I thought this little story about Gump Worsley from the book ‘Honoured Canadiens, Hockey Hall of Fame’ was cool enough to borrow.
Gump Worsley came to hate flying honestly. Back in 1949 when he was playing with the New York Rovers, the plane he was on ran into serious difficulties when one of the wings caught fire and they had to make an emergency landing. Ever after, he hated flying, but in the days of the Original Six and the minor pro leagues, trains were the usual method of travel, so he was safe for much of his career. Later, when he was with the Canadiens, another plane hit a large air pocket and the pilot had to turn off the engines for several seconds. The plane dropped swiftly and Worsley was in agony even though the plane continued its course safely.

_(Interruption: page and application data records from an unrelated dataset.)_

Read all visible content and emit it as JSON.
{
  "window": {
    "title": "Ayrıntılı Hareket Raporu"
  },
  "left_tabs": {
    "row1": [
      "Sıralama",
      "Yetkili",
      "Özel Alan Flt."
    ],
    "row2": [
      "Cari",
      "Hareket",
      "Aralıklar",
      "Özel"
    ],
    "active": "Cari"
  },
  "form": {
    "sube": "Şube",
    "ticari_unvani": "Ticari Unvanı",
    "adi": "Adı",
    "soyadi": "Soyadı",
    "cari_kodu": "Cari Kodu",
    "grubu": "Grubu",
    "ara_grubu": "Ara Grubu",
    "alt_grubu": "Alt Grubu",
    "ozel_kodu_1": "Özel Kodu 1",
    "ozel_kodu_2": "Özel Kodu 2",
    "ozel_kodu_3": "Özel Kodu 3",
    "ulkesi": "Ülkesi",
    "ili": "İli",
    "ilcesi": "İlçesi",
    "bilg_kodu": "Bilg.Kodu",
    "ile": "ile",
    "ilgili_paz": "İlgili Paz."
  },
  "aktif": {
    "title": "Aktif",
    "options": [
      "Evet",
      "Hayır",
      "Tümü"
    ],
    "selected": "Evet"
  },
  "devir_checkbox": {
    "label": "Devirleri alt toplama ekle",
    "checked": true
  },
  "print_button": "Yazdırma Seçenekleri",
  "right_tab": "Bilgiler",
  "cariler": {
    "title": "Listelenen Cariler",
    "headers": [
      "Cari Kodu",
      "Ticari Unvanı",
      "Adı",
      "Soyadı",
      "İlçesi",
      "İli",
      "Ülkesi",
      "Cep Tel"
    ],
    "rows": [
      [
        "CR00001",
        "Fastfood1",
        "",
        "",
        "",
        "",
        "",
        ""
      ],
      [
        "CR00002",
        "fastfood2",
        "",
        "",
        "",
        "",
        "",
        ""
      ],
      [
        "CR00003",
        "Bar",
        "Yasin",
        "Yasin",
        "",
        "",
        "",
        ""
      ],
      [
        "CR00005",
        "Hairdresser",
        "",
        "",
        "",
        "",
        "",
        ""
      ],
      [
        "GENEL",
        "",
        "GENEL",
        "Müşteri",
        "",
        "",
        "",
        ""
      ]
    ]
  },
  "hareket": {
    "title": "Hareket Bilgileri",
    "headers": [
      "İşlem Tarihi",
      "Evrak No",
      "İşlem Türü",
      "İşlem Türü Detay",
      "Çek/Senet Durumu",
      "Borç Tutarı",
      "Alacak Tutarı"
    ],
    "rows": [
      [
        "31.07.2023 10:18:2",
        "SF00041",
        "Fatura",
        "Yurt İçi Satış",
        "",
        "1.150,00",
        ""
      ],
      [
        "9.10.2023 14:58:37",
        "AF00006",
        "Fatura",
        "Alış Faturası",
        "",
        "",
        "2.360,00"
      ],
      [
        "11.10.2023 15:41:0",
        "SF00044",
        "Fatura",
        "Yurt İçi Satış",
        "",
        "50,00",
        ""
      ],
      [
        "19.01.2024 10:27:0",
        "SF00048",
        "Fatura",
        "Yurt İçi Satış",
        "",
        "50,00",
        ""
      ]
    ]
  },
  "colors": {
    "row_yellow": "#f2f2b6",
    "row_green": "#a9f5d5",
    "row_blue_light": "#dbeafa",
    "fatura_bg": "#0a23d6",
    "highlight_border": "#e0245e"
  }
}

On November 26, 1968, he arrived in Chicago after another horrible incident in the air, took a train back to Montreal, and retired. Two weeks later, he was back playing, but early the next year he left the Canadiens for good, sick of plane travel which, in the post-expansion years after 1967, was standard. He later played for Minnesota, but his fear of flying never abated. Ironically, one of his sons became a pilot in the Canadian Air Force.